## TASK DIRECTIONS
In the entries below, how many lines hold the string "comment"? Give only the number.

Stored entries
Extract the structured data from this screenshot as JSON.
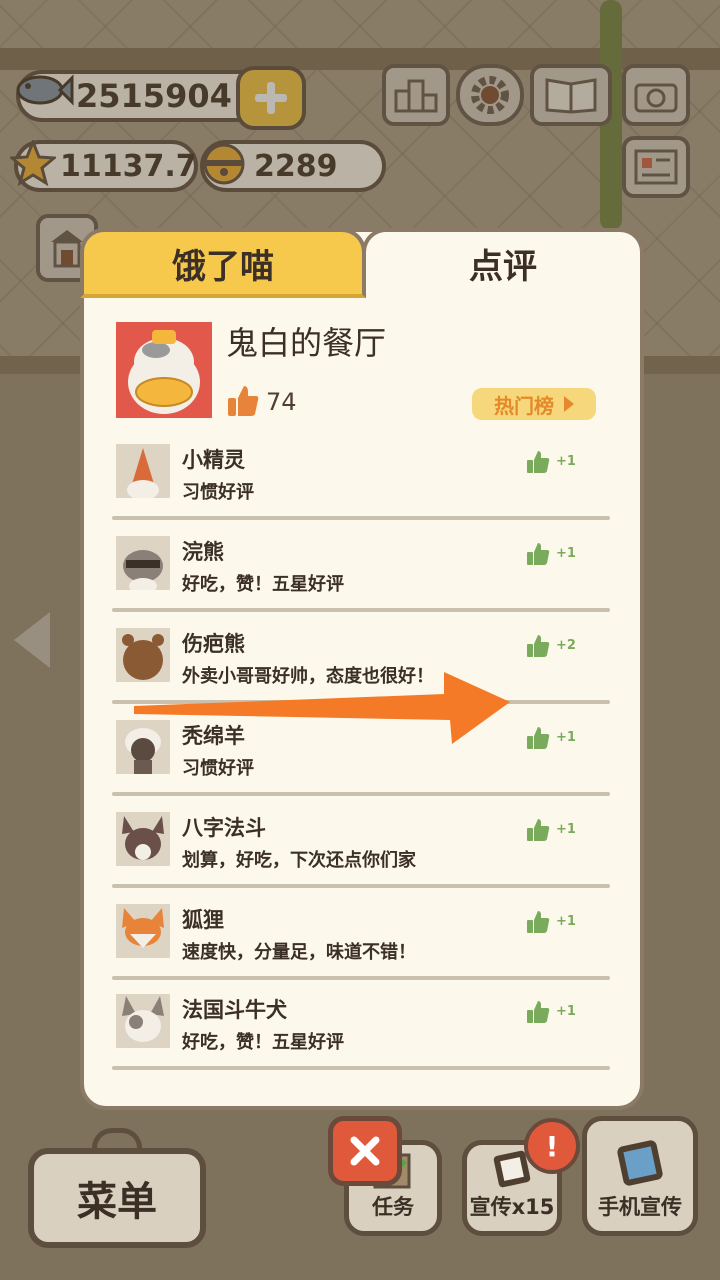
{
  "currency": {
    "fish": "2515904",
    "stars": "11137.7",
    "bells": "2289"
  },
  "tabs": {
    "hungry": "饿了喵",
    "review": "点评"
  },
  "restaurant": {
    "name": "鬼白的餐厅",
    "likes": "74",
    "hot_label": "热门榜"
  },
  "reviews": [
    {
      "name": "小精灵",
      "comment": "习惯好评",
      "likes": "+1",
      "avatar": "gnome-avatar"
    },
    {
      "name": "浣熊",
      "comment": "好吃，赞！五星好评",
      "likes": "+1",
      "avatar": "raccoon-avatar"
    },
    {
      "name": "伤疤熊",
      "comment": "外卖小哥哥好帅，态度也很好！",
      "likes": "+2",
      "avatar": "bear-avatar"
    },
    {
      "name": "秃绵羊",
      "comment": "习惯好评",
      "likes": "+1",
      "avatar": "sheep-avatar"
    },
    {
      "name": "八字法斗",
      "comment": "划算，好吃，下次还点你们家",
      "likes": "+1",
      "avatar": "bulldog-avatar"
    },
    {
      "name": "狐狸",
      "comment": "速度快，分量足，味道不错！",
      "likes": "+1",
      "avatar": "fox-avatar"
    },
    {
      "name": "法国斗牛犬",
      "comment": "好吃，赞！五星好评",
      "likes": "+1",
      "avatar": "frenchie-avatar"
    }
  ],
  "bottom": {
    "menu": "菜单",
    "task": "任务",
    "promo": "宣传x15",
    "phone_promo": "手机宣传",
    "alert": "!"
  },
  "colors": {
    "accent_yellow": "#f6c84c",
    "panel": "#fdf8ec",
    "like_green": "#7aaa5c",
    "like_orange": "#e8843a",
    "close_red": "#e0593a",
    "arrow_orange": "#f47a28"
  }
}
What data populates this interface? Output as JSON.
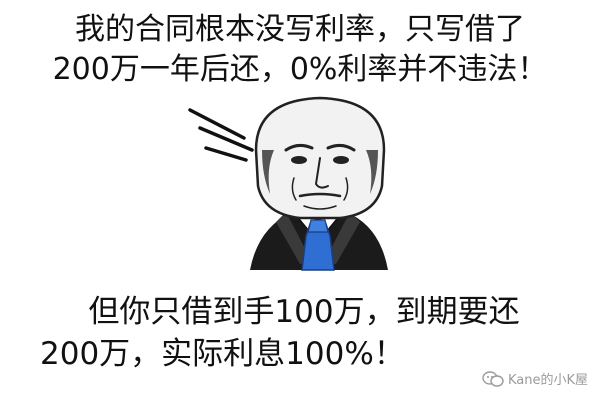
{
  "top_caption": {
    "line1": "我的合同根本没写利率，只写借了",
    "line2": "200万一年后还，0%利率并不违法！"
  },
  "bottom_caption": {
    "line1": "但你只借到手100万，到期要还",
    "line2": "200万，实际利息100%！"
  },
  "watermark": {
    "text": "Kane的小K屋",
    "icon": "wechat-icon"
  },
  "colors": {
    "background": "#ffffff",
    "text": "#111111",
    "tie": "#2f6fd3",
    "watermark": "#9a9a9a"
  }
}
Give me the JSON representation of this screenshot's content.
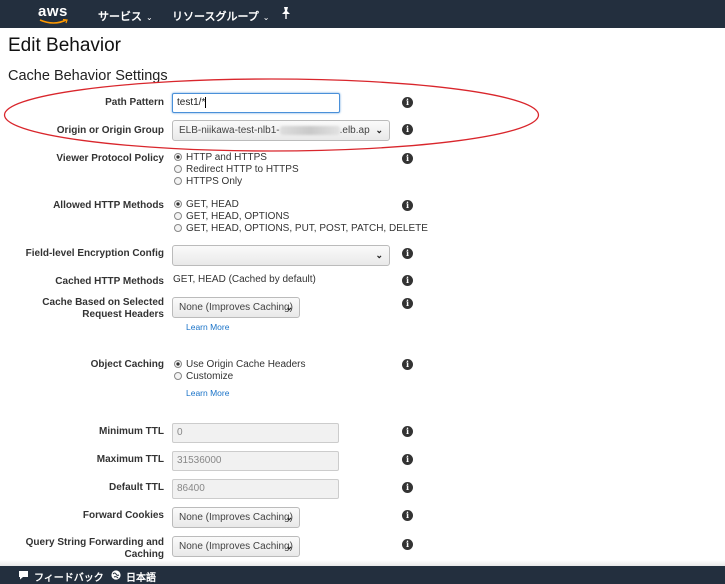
{
  "header": {
    "logo_text": "aws",
    "nav": [
      {
        "label": "サービス"
      },
      {
        "label": "リソースグループ"
      }
    ]
  },
  "page": {
    "title": "Edit Behavior",
    "section": "Cache Behavior Settings"
  },
  "form": {
    "path_pattern": {
      "label": "Path Pattern",
      "value": "test1/*"
    },
    "origin": {
      "label": "Origin or Origin Group",
      "value_start": "ELB-niikawa-test-nlb1-",
      "value_end": ".elb.ap"
    },
    "viewer_protocol": {
      "label": "Viewer Protocol Policy",
      "options": [
        "HTTP and HTTPS",
        "Redirect HTTP to HTTPS",
        "HTTPS Only"
      ],
      "selected": 0
    },
    "allowed_methods": {
      "label": "Allowed HTTP Methods",
      "options": [
        "GET, HEAD",
        "GET, HEAD, OPTIONS",
        "GET, HEAD, OPTIONS, PUT, POST, PATCH, DELETE"
      ],
      "selected": 0
    },
    "fle_config": {
      "label": "Field-level Encryption Config",
      "value": ""
    },
    "cached_methods": {
      "label": "Cached HTTP Methods",
      "value": "GET, HEAD (Cached by default)"
    },
    "cache_headers": {
      "label_line1": "Cache Based on Selected",
      "label_line2": "Request Headers",
      "value": "None (Improves Caching)",
      "learn_more": "Learn More"
    },
    "object_caching": {
      "label": "Object Caching",
      "options": [
        "Use Origin Cache Headers",
        "Customize"
      ],
      "selected": 0,
      "learn_more": "Learn More"
    },
    "min_ttl": {
      "label": "Minimum TTL",
      "value": "0"
    },
    "max_ttl": {
      "label": "Maximum TTL",
      "value": "31536000"
    },
    "default_ttl": {
      "label": "Default TTL",
      "value": "86400"
    },
    "forward_cookies": {
      "label": "Forward Cookies",
      "value": "None (Improves Caching)"
    },
    "query_string": {
      "label_line1": "Query String Forwarding and",
      "label_line2": "Caching",
      "value": "None (Improves Caching)"
    }
  },
  "info_glyph": "i",
  "footer": {
    "feedback": "フィードバック",
    "language": "日本語"
  },
  "colors": {
    "topbar": "#232f3e",
    "annotation": "#d9262c",
    "link": "#1a73c8"
  }
}
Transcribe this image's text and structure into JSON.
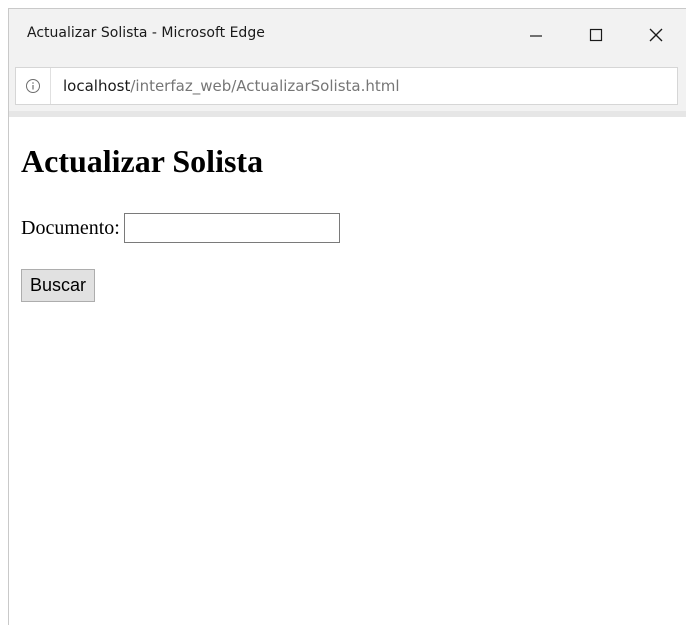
{
  "window": {
    "title": "Actualizar Solista - Microsoft Edge",
    "controls": {
      "minimize_icon": "minimize-icon",
      "maximize_icon": "maximize-icon",
      "close_icon": "close-icon"
    }
  },
  "addressbar": {
    "info_icon": "info-icon",
    "url_host": "localhost",
    "url_path": "/interfaz_web/ActualizarSolista.html"
  },
  "page": {
    "heading": "Actualizar Solista",
    "documento_label": "Documento:",
    "documento_value": "",
    "buscar_label": "Buscar"
  },
  "colors": {
    "titlebar_bg": "#f2f2f2",
    "url_path": "#767676",
    "button_bg": "#e1e1e1"
  }
}
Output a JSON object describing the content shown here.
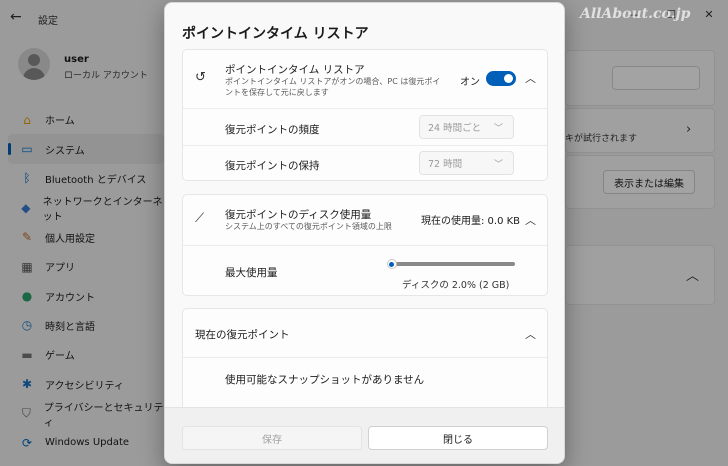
{
  "app": {
    "title": "設定",
    "watermark": "AllAbout.co.jp"
  },
  "user": {
    "name": "user",
    "account_type": "ローカル アカウント"
  },
  "nav": {
    "items": [
      {
        "label": "ホーム",
        "icon": "home-icon",
        "glyph": "⌂",
        "color": "#e8a000",
        "active": false
      },
      {
        "label": "システム",
        "icon": "display-icon",
        "glyph": "▭",
        "color": "#0078d4",
        "active": true
      },
      {
        "label": "Bluetooth とデバイス",
        "icon": "bluetooth-icon",
        "glyph": "ᛒ",
        "color": "#0067c0",
        "active": false
      },
      {
        "label": "ネットワークとインターネット",
        "icon": "wifi-icon",
        "glyph": "◆",
        "color": "#3a7bd5",
        "active": false
      },
      {
        "label": "個人用設定",
        "icon": "brush-icon",
        "glyph": "✎",
        "color": "#c06a2a",
        "active": false
      },
      {
        "label": "アプリ",
        "icon": "apps-icon",
        "glyph": "▦",
        "color": "#555555",
        "active": false
      },
      {
        "label": "アカウント",
        "icon": "person-icon",
        "glyph": "●",
        "color": "#2aa36b",
        "active": false
      },
      {
        "label": "時刻と言語",
        "icon": "globe-clock-icon",
        "glyph": "◷",
        "color": "#1f7ac7",
        "active": false
      },
      {
        "label": "ゲーム",
        "icon": "gamepad-icon",
        "glyph": "▬",
        "color": "#777777",
        "active": false
      },
      {
        "label": "アクセシビリティ",
        "icon": "accessibility-icon",
        "glyph": "✱",
        "color": "#1a6fc4",
        "active": false
      },
      {
        "label": "プライバシーとセキュリティ",
        "icon": "shield-icon",
        "glyph": "⛉",
        "color": "#6b6b6b",
        "active": false
      },
      {
        "label": "Windows Update",
        "icon": "update-icon",
        "glyph": "⟳",
        "color": "#0067c0",
        "active": false
      }
    ]
  },
  "background": {
    "partial_text": "キが試行されます",
    "show_edit_button": "表示または編集"
  },
  "dialog": {
    "title": "ポイントインタイム リストア",
    "pitr": {
      "title": "ポイントインタイム リストア",
      "description": "ポイントインタイム リストアがオンの場合、PC は復元ポイントを保存して元に戻します",
      "toggle_label": "オン",
      "toggle_on": true,
      "frequency_label": "復元ポイントの頻度",
      "frequency_value": "24 時間ごと",
      "retention_label": "復元ポイントの保持",
      "retention_value": "72 時間"
    },
    "disk": {
      "title": "復元ポイントのディスク使用量",
      "description": "システム上のすべての復元ポイント領域の上限",
      "current_usage": "現在の使用量: 0.0 KB",
      "max_label": "最大使用量",
      "slider_value_percent": 2.0,
      "slider_caption": "ディスクの 2.0% (2 GB)"
    },
    "current": {
      "title": "現在の復元ポイント",
      "empty_message": "使用可能なスナップショットがありません"
    },
    "footer": {
      "save_label": "保存",
      "close_label": "閉じる"
    }
  },
  "colors": {
    "accent": "#005fb8"
  }
}
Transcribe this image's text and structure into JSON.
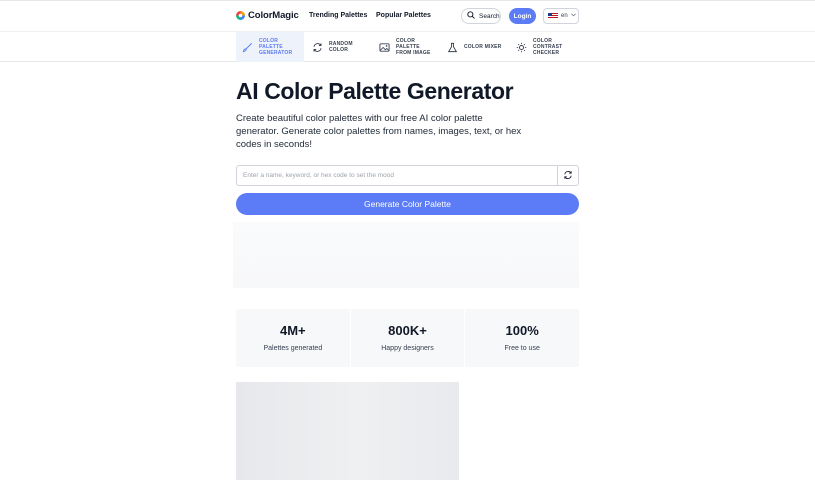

## EXERCISE ANSWER
7